(Records excerpted from a collection)
··········

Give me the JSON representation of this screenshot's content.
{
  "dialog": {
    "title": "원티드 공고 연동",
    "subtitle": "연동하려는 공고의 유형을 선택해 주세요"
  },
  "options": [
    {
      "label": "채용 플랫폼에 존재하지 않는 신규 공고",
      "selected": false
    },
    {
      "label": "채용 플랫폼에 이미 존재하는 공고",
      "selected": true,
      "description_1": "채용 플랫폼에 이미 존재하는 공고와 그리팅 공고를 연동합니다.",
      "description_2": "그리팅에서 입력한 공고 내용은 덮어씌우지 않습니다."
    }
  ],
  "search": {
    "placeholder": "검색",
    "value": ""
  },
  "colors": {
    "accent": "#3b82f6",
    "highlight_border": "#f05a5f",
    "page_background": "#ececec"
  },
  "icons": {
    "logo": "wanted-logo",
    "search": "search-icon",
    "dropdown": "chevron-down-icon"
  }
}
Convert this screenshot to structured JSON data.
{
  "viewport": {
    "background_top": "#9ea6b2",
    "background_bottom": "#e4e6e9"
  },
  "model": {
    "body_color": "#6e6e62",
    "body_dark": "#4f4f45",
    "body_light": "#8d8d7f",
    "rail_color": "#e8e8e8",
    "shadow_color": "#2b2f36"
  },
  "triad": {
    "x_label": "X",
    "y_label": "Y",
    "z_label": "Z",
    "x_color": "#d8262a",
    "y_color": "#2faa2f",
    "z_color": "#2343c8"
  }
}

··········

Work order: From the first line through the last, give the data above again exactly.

Reply:
Give me the JSON representation of this screenshot's content.
{
  "dialog": {
    "title": "원티드 공고 연동",
    "subtitle": "연동하려는 공고의 유형을 선택해 주세요"
  },
  "options": [
    {
      "label": "채용 플랫폼에 존재하지 않는 신규 공고",
      "selected": false
    },
    {
      "label": "채용 플랫폼에 이미 존재하는 공고",
      "selected": true,
      "description_1": "채용 플랫폼에 이미 존재하는 공고와 그리팅 공고를 연동합니다.",
      "description_2": "그리팅에서 입력한 공고 내용은 덮어씌우지 않습니다."
    }
  ],
  "search": {
    "placeholder": "검색",
    "value": ""
  },
  "colors": {
    "accent": "#3b82f6",
    "highlight_border": "#f05a5f",
    "page_background": "#ececec"
  },
  "icons": {
    "logo": "wanted-logo",
    "search": "search-icon",
    "dropdown": "chevron-down-icon"
  }
}
Convert this screenshot to structured JSON data.
{
  "viewport": {
    "background_top": "#9ea6b2",
    "background_bottom": "#e4e6e9"
  },
  "model": {
    "body_color": "#6e6e62",
    "body_dark": "#4f4f45",
    "body_light": "#8d8d7f",
    "rail_color": "#e8e8e8",
    "shadow_color": "#2b2f36"
  },
  "triad": {
    "x_label": "X",
    "y_label": "Y",
    "z_label": "Z",
    "x_color": "#d8262a",
    "y_color": "#2faa2f",
    "z_color": "#2343c8"
  }
}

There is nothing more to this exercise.